There is still no uncontroversial agreement on the geographical variation, subspecies taxonomy and phylogenetic relationships between major populations of the lion Panthera leo. This study examines the patterns of geographical variation and phylogenetics of lions based on an extensive morphometric analysis on 255 wild lion skulls. The results of multivariate analysis of craniometric data indicate that lion skulls vary considerably throughout their geographical range and that the variation is greater within populations than between them, a significant subdivision being found only between sub-Sahara Africa and North Africa/Asia. Geographical variation is considerably affected by sexual dimorphism. Distance-based phylogenetic analysis [neighbour joining (NJ) and UPGMA], constructed from craniometric dissimilarities, not only confirmed the results of multivariate analyses but also fully corroborates current molecular genetic studies. The NJ and UPGMA trees show that the modern lion contains two major evolutionary clusters: the sub-Sahara Africa and North Africa/Asian lion, and also support the Late Pleistocene cave lion (Panthera leo spelaea) and modern lions as two distinct sub-clades, but they are more closely related to each other than to other Panthera. Further investigations focusing on the systematic position of the West African lion are urgently required. © 2010 The Authors.
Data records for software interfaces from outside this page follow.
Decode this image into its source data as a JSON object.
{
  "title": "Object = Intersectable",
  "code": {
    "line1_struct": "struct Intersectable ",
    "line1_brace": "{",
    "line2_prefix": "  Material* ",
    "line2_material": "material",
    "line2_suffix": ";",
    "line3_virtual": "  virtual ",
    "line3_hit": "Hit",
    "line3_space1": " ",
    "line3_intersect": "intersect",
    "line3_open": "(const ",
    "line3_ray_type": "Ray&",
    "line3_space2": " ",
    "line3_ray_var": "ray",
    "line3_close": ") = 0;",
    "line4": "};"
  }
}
Journal compilation © 2010 The Zoological Society of London.
Mazak J.H.,Shanghai Science and Technology Museum
Mammal Review | Year: 2010
The pantherine cat Panthera palaeosinensis from putative Plio-Pleistocene deposits in North China is one of the oldest known species of Panthera, but its relationship to other Pantherinae is still debated. I compare the holotype skull of P. palaeosinensis with 508 skulls of extant and extinct pantherine cats and show that, when controlling for size, the skull morphology of P. palaeosinensis is most similar to that of the lion Panthera leo or leopard Panthera pardus. Results support the hypothesis that P. palaeosinensis represents a form closely related either to the early lion or leopard clade or to the ancestor of the genus Panthera and suggest an Asian origin for Panthera. © 2010 The Author. Journal compilation © 2010 Mammal Society.
PubMed | Shanghai Science and Technology Museum
Type: Journal Article | Journal: PloS one | Year: 2011
The tiger is one of the most iconic extant animals, and its origin and evolution have been intensely debated. Fossils attributable to extant pantherine species-lineages are less than 2 MYA and the earliest tiger fossils are from the Calabrian, Lower Pleistocene. Molecular studies predict a much younger age for the divergence of modern tiger subspecies at <100 KYA, although their cranial morphology is readily distinguishable, indicating that early Pleistocene tigers would likely have differed markedly anatomically from extant tigers. Such inferences are hampered by the fact that well-known fossil tiger material is middle to late Pleistocene in age. Here we describe a new species of pantherine cat from Longdan, Gansu Province, China, Panthera zdanskyi sp. nov. With an estimated age of 2.55-2.16 MYA it represents the oldest complete skull of a pantherine cat hitherto found. Although smaller, it appears morphologically to be surprisingly similar to modern tigers considering its age. Morphological, morphometric, and cladistic analyses are congruent in confirming its very close affinity to the tiger, and it may be regarded as the most primitive species of the tiger lineage, demonstrating the first unequivocal presence of a modern pantherine species-lineage in the basal stage of the Pleistocene (Gelasian; traditionally considered to be Late Pliocene). This find supports a north-central Chinese origin of the tiger lineage, and demonstrates that various parts of the cranium, mandible, and dentition evolved at different rates. An increase in size and a reduction in the relative size of parts of the dentition appear to have been prominent features of tiger evolution, whereas the distinctive cranial morphology of modern tigers was established very early in their evolutionary history. The evolutionary trend of increasing size in the tiger lineage is likely coupled to the evolution of its primary prey species.